Uh, well, let's start with this current president throwing Israel's longtime supporter-by-treaty Mubarek under the bus, then supporting (financially and who knows how else) his Islamist jihadi replacements who probably have no intention of playing nice with Israel. Then, there was Daffy Duck, who had recently begun cooperating with us against Iran. He also got pushed out and then murdered while we merrily supported his replacements, who also seem to be Islamists who have no love for the Zionist entity. That's two American-fomented strikes against Israel right there.
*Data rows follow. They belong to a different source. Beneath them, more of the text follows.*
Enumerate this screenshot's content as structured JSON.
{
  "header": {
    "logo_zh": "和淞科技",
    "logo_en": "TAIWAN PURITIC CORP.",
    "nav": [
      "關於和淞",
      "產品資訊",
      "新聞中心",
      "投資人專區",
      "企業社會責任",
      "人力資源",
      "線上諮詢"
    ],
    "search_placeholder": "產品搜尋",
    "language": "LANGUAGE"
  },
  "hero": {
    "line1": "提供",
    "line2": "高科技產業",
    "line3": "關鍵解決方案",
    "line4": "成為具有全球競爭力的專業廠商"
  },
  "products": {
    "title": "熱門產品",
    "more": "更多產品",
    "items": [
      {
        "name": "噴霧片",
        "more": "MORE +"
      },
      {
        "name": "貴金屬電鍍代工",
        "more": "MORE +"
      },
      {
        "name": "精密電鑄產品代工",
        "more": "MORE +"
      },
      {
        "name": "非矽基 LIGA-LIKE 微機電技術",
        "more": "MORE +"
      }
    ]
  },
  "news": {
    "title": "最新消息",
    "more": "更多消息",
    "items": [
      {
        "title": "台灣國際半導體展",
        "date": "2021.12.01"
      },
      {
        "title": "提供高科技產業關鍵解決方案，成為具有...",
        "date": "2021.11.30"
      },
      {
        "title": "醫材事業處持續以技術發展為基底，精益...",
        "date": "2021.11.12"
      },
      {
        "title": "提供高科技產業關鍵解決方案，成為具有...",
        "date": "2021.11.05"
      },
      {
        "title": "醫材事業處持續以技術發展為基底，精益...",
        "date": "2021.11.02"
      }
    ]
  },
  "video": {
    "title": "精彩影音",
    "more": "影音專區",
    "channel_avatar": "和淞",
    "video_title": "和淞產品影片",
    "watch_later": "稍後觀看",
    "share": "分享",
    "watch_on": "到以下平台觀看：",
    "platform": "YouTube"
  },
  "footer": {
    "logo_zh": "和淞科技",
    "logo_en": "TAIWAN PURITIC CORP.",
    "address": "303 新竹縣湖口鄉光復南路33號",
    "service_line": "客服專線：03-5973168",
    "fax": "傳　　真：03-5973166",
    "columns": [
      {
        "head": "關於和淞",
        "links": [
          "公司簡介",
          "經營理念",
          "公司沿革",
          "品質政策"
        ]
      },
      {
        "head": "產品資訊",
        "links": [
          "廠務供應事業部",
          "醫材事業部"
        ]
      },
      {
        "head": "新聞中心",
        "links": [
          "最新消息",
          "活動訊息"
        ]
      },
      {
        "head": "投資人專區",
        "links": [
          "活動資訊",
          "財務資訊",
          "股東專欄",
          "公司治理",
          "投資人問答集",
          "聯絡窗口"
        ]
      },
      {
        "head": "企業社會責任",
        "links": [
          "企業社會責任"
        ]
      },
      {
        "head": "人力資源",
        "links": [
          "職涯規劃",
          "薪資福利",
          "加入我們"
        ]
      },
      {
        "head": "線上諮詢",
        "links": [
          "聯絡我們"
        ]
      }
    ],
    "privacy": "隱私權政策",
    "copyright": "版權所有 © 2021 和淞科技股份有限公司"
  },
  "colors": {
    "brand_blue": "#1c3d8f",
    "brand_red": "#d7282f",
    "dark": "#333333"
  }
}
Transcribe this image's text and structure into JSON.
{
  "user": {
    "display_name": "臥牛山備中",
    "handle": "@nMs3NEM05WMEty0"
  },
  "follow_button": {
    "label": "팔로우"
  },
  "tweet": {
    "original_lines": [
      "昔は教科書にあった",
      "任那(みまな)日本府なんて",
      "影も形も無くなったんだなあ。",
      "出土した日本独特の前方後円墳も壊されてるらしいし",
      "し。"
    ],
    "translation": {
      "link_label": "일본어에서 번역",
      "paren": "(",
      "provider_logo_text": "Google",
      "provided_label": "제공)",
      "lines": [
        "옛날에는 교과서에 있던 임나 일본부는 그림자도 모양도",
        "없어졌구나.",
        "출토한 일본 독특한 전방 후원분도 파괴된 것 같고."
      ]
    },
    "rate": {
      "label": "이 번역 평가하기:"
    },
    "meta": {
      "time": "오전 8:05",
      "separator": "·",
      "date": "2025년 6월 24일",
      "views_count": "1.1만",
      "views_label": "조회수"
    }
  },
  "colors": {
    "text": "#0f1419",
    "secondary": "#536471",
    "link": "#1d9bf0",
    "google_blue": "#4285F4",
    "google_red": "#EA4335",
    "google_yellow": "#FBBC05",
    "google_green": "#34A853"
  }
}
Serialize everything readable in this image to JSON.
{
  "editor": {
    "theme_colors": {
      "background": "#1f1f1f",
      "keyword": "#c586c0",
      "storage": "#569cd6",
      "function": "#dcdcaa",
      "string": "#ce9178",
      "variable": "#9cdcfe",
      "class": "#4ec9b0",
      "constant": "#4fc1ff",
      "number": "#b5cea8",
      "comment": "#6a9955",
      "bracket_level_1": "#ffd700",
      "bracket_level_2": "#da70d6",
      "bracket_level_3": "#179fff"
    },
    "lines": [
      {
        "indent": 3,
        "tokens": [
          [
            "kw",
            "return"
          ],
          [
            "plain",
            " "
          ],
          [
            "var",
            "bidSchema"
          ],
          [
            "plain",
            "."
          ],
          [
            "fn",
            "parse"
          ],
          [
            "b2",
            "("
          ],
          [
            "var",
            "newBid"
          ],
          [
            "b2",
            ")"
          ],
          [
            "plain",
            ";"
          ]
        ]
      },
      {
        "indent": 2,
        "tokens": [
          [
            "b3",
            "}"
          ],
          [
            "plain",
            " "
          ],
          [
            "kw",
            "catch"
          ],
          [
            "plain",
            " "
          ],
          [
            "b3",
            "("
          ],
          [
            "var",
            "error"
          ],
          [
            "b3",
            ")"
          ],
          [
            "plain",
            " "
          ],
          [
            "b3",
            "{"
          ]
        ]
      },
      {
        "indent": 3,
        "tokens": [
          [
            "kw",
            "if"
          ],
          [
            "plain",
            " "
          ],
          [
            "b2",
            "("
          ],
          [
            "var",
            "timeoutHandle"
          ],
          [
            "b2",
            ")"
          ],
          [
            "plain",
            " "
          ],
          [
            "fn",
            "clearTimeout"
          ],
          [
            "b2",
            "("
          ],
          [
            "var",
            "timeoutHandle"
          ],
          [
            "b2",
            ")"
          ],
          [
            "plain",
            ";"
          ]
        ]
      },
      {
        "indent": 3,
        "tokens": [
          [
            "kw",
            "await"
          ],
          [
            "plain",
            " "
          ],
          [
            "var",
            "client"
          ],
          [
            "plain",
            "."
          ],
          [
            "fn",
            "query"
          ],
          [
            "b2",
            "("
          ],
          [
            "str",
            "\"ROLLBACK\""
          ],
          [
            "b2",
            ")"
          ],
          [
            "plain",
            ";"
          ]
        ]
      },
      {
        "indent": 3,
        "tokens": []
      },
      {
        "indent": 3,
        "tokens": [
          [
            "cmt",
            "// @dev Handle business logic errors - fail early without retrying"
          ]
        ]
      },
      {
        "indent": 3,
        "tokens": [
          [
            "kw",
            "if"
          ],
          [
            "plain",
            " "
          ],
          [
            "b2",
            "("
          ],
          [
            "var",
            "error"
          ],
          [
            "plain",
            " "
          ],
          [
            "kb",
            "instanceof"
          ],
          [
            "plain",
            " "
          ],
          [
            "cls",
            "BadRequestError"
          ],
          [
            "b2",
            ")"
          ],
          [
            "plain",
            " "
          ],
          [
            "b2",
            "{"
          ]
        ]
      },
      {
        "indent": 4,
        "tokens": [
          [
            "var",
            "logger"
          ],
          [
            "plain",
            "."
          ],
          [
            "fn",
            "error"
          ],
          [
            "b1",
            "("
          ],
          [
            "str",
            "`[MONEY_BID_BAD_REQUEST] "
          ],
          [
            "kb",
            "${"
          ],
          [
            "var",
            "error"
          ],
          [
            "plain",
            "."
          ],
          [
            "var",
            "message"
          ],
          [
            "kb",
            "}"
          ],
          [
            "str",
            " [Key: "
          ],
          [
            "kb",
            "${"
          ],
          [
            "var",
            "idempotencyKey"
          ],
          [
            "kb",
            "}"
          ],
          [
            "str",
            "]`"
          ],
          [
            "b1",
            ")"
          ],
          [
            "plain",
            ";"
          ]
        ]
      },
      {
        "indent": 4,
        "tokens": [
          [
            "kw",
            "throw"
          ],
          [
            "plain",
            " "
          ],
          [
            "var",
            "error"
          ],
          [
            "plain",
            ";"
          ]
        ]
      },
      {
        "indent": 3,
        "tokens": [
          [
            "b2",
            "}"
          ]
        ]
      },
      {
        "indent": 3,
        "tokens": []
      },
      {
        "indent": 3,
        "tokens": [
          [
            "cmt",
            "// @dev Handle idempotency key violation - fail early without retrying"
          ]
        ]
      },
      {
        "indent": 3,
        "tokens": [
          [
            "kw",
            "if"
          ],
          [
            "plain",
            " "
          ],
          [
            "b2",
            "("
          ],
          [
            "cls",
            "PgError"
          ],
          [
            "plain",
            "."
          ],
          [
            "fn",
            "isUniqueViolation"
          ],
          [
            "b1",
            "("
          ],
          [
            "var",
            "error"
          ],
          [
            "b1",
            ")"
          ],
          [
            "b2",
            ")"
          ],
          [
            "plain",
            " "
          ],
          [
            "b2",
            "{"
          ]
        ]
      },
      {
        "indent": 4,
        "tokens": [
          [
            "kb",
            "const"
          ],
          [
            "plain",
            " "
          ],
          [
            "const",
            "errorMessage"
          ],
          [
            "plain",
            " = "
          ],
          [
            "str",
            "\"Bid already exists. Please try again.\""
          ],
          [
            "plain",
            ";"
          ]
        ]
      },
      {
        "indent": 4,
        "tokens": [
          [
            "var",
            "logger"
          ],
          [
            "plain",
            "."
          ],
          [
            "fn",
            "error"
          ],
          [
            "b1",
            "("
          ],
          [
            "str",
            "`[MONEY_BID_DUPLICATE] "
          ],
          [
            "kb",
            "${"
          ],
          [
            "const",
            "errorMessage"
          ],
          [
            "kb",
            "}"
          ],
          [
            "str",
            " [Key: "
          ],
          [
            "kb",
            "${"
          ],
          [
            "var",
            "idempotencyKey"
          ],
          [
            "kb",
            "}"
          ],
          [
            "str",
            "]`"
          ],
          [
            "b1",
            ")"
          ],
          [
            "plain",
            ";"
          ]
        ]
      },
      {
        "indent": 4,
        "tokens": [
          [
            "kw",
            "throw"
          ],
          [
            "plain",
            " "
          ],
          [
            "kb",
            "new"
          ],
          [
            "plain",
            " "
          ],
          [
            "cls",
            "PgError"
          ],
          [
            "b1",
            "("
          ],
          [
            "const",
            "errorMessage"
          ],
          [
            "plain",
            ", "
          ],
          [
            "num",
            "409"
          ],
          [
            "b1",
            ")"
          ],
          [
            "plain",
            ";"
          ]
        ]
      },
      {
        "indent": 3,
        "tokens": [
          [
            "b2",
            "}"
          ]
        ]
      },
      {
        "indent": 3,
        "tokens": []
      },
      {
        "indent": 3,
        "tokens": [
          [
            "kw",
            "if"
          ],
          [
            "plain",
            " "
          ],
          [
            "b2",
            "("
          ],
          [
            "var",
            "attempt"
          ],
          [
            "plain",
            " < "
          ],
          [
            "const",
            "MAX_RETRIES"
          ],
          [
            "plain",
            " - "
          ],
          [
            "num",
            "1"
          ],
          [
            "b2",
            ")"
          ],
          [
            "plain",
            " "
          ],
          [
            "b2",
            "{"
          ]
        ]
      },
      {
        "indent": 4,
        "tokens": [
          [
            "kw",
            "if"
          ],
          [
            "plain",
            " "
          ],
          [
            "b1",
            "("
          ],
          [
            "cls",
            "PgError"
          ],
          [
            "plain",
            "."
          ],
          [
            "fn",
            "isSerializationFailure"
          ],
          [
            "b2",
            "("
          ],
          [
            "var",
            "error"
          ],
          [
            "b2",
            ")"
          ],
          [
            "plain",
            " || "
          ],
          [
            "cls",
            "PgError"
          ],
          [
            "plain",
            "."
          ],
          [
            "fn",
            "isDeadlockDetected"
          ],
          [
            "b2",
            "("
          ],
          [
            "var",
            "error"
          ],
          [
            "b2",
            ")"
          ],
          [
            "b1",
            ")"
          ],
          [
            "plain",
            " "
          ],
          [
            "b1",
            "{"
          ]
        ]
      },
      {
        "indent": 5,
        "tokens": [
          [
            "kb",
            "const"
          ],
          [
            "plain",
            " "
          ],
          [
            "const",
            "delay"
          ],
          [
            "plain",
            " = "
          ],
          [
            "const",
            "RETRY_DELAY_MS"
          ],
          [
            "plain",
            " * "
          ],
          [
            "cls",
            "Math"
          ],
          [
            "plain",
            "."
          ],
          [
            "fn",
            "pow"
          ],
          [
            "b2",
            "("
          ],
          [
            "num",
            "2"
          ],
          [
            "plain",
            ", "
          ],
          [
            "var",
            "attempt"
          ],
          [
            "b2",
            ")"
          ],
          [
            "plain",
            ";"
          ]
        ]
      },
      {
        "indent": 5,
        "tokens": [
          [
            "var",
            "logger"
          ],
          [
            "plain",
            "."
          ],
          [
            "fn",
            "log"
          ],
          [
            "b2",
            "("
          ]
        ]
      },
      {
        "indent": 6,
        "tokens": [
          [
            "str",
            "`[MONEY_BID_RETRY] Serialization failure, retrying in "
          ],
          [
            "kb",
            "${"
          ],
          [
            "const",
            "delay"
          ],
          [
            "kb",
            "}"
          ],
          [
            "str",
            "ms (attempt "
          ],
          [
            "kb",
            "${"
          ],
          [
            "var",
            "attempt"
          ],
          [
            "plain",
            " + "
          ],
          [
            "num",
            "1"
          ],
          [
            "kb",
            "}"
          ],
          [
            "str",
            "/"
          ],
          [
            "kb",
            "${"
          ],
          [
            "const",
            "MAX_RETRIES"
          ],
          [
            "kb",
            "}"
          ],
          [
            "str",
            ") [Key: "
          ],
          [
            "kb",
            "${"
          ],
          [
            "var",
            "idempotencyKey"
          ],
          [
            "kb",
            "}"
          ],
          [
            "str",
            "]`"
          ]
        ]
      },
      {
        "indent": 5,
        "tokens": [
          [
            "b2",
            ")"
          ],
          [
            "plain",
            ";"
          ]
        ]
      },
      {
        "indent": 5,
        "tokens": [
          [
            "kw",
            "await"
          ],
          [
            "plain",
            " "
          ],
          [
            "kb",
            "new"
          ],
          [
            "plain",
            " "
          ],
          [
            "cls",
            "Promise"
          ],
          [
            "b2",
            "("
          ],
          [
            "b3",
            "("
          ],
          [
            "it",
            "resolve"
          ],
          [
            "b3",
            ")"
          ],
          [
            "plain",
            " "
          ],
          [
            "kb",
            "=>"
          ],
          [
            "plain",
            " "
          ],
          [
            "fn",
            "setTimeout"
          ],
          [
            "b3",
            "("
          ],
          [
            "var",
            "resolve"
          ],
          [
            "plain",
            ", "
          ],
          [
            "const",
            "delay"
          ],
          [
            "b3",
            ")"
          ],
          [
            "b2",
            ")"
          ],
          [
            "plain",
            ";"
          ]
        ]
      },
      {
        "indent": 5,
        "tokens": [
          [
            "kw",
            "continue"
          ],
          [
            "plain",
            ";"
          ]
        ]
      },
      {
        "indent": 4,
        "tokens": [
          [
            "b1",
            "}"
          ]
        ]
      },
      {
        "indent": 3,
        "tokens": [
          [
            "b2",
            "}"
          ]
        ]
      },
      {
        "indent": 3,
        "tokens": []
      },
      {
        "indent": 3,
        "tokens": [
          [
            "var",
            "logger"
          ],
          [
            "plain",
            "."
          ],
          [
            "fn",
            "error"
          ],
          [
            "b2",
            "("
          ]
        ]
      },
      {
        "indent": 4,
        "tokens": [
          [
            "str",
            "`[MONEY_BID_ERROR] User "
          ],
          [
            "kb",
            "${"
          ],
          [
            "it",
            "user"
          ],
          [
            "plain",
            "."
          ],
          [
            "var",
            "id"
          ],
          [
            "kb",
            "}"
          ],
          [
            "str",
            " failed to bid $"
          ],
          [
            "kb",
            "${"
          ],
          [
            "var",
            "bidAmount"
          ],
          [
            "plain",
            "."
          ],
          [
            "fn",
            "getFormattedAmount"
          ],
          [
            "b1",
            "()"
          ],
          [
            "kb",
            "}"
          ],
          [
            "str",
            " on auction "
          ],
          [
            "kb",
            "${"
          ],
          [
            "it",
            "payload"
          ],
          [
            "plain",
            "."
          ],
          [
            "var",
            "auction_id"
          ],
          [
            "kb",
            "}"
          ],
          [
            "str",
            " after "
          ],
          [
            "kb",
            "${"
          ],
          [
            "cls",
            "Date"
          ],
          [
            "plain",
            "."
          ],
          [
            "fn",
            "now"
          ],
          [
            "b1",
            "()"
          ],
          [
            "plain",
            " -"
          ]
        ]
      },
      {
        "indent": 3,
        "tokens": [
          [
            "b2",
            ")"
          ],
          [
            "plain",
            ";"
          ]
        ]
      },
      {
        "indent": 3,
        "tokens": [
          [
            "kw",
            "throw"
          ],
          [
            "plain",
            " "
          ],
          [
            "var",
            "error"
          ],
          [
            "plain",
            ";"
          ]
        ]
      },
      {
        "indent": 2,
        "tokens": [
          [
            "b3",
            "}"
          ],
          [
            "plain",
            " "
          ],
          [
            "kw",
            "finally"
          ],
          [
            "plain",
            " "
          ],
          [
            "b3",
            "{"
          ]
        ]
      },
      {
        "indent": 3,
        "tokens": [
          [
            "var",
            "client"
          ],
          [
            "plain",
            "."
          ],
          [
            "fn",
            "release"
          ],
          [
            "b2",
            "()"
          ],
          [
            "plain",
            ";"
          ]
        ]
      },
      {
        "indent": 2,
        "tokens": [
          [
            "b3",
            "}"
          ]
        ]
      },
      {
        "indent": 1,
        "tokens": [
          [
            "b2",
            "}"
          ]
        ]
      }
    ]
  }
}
I have no doubt the relationship was and is good for the U.S., and that the link (at least the sympathetic link) won't ever be broken, but it's a new U.S., in case you haven't noticed (or don't believe it yet). This president is different. He rules by executive order and one of the things he's doing with it is downsizing the American military, which might not be in a position to help out with C-130s full of bombs and ammo the next time the Arabs decide to go to war with Israel.

Brian Goldfarb said...

Umm, re Egyptian Islamic Jihadists, how come Morsi sent a nice letter to Peres, along with his Ambassador? He didn't need to, protocol doesn't demand it, just the "letters patent" pertaining to this person being the duly appointed Ambassador, etc and so forth.

Just askin'

Dick Stanley said...

Umm, why has Morsi now withdrawn his Ambassador and is threatening to defend Gaza against the IDF? Just askin'

Brian Goldfarb said...

Because he has to? To retain credibility with his constituency? Do we really think he wants to lose another several thousand Egyptian troops and huge amounts of equipment to another disastrous war with the "Zionist entity"?

Dick Stanley said...

"His constituency"? I hardly would rank Morsi as a democratic pol worried about his "base." Anyway, the days of Arab conventional war, i.e. massed troops along borders and advancing tanks, seem to be over. He doesn't have to lose anything, including his billions from Obama, to help arm Hamas with American weapons, perhaps even pass a few score new Jihadi recruits through the Rafah crossing, all neatly disguised as humanitarian aid, of course. The idea is to kill lots of IDF, not Egyptian troops. Have you noticed that behind Obama's "support" he is already talking "de-escalation?" A return to the status quo, which means only "lightly" rocketing and shelling the South. In backing the Brotherhood over Mubarak, Obama has changed the game. Which goes back to your original assertion that American presidents come and go but American policy toward Israel remains the same. If that was true, Mubarak would still be in power.

David All said...

Please do not pay too much attention to Dick. He is still upset that Obama was re-elected. Dick believes that the US is some grand arbitrator that can decide whether leaders of other countries can go or stay. The fact that the Egyptian people had enough of Mubarak and his dictatorship means nothing to him. Obama alone decides who stays in power and who does not.